It’s a privilege. It’s delicious. I used to relish my times of prayer because I could feel myself growing and gaining new thoughts and new mental pathways. When I had painful times in my day, I got excited because I knew I would talk with God about it that night. So I know it’s possible to anticipate prayer like a rich dessert, and yet people command us to pray, rather than motivating us to want to do it.

Working to Express God’s Love in Every Medium

I think we as teachers and evangelists should be doing everything possible to express, through every mode of communication, through every art form, an absolutely amazing love coming from God that just makes you tear up and weak at the knees and makes you automatically want to cry out to God.

People need to see Someone Who is so friendly that they just want to chat with Him and tell Him everything. We as teachers and evangelists — as Christians — need to express an atmosphere of such peace and delicious love people want to be inside that experience.

It reminds me of how C.S. Lewis in The Chronicles of Narnia makes you feel like you really want to be in Narnia with the Christ-like Lion Aslan. Or how a great preacher tells stories God’s love and faithfulness that touch your heart.

But maybe there’s something I’m missing. Maybe even if someone doesn’t really think highly of God, they could still pray in a trite formula and that would be better than no prayer at all. We all start somewhere. I know that’s where I started.

Well, what I know for sure is that if people were so excited about God that they could hardly wait to spend time with Him, that would be the best of all. And so I want to put energy and hard work into expressing a God Who is so loving that people catch that desire.

Prayer Formulas are Training Wheels

To be fair, in the later days, the lesson explains some of the prayer habits of Jesus and the apostles and highlights principles of prayer that seem all right — Jesus going out early in the morning to pray, for example. It also gives a general outline of prayer: starting with praise and thankfulness, moving into confession, and finally making requests.

I just don’t want to pray in formulas, I guess. Prayer for me is just opening up about my life to a Friend. It’s not about meditating on a verse from the Psalms, as the lesson suggests, because for me it’s about sharing my actual, real life, not something David wrote.

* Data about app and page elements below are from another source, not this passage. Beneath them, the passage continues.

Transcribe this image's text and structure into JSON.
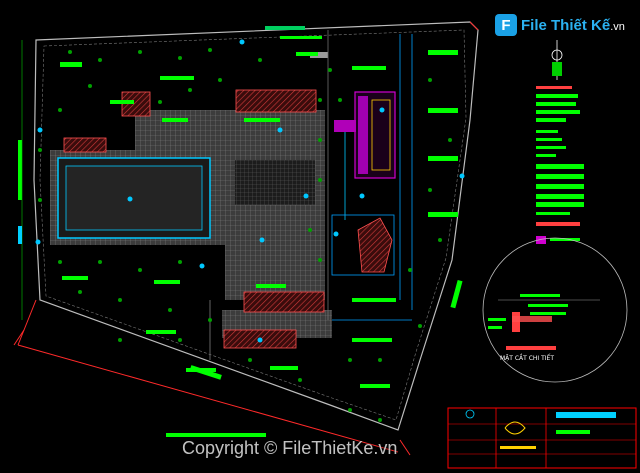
{
  "watermark": {
    "logo_letter": "F",
    "logo_main": "File Thiết Kế",
    "logo_suffix": ".vn",
    "bottom_text": "Copyright © FileThietKe.vn"
  },
  "detail_caption": "MẶT CẮT CHI TIẾT",
  "colors": {
    "background": "#000000",
    "site_boundary": "#c8c8c8",
    "fence_red": "#ff2a2a",
    "label_green": "#00ff00",
    "building_hatch": "#c83232",
    "pool_cyan": "#00c8ff",
    "paving_gray": "#8a8a8a",
    "magenta": "#d000d0",
    "tree_green": "#00a000",
    "title_block": "#ff0000"
  }
}
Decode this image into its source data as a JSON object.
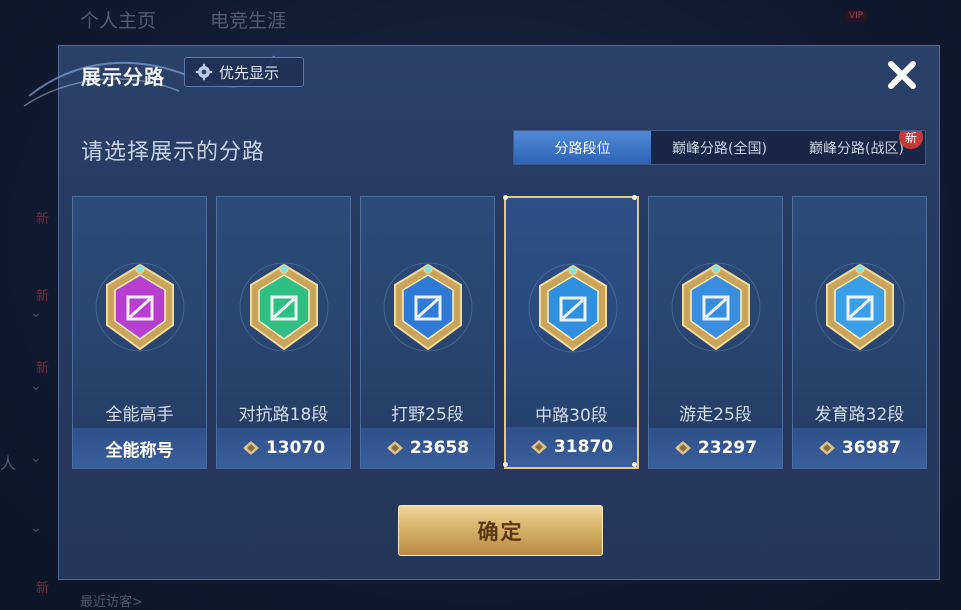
{
  "background": {
    "tabs": [
      "个人主页",
      "电竞生涯"
    ],
    "vip": "VIP",
    "new_badge": "新",
    "side_char": "人",
    "recent": "最近访客>"
  },
  "dialog": {
    "title": "展示分路",
    "priority_label": "优先显示",
    "subtitle": "请选择展示的分路",
    "tabs": [
      {
        "label": "分路段位",
        "active": true
      },
      {
        "label": "巅峰分路(全国)",
        "active": false
      },
      {
        "label": "巅峰分路(战区)",
        "active": false,
        "badge": "新"
      }
    ],
    "cards": [
      {
        "label": "全能高手",
        "value": "全能称号",
        "show_icon": false,
        "emblem_color": "#b63fd0",
        "icon": "allround-emblem-icon"
      },
      {
        "label": "对抗路18段",
        "value": "13070",
        "show_icon": true,
        "emblem_color": "#2fbf85",
        "icon": "clash-lane-emblem-icon"
      },
      {
        "label": "打野25段",
        "value": "23658",
        "show_icon": true,
        "emblem_color": "#2e7ad6",
        "icon": "jungle-emblem-icon"
      },
      {
        "label": "中路30段",
        "value": "31870",
        "show_icon": true,
        "emblem_color": "#2f8fe0",
        "icon": "mid-lane-emblem-icon",
        "selected": true
      },
      {
        "label": "游走25段",
        "value": "23297",
        "show_icon": true,
        "emblem_color": "#3a8ee0",
        "icon": "roam-emblem-icon"
      },
      {
        "label": "发育路32段",
        "value": "36987",
        "show_icon": true,
        "emblem_color": "#3a9ee8",
        "icon": "farm-lane-emblem-icon"
      }
    ],
    "confirm_label": "确定"
  },
  "colors": {
    "gold": "#e5c887",
    "tab_active": "#3b74c7"
  }
}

Well, there’s probably nothing wrong with using formulas sometimes. But I would hope they’re only the first step in a learning process. With practice, you can eventually talk to God as a Friend, if you trust Him to accept you, if you catch a vision of His love. And I recommend never pretending to feel more for Him than you really do; instead, ask Him to reveal Himself to you in the way that you need.

And finally, after many conversations with God, every breath seems to be a prayer as you realize that you want to have the atmosphere of Heaven with you everywhere you go, in every situation of life.

~Lemuel Bach
(Praise Team Leader at New Horizons SDA Church in Republic, MO)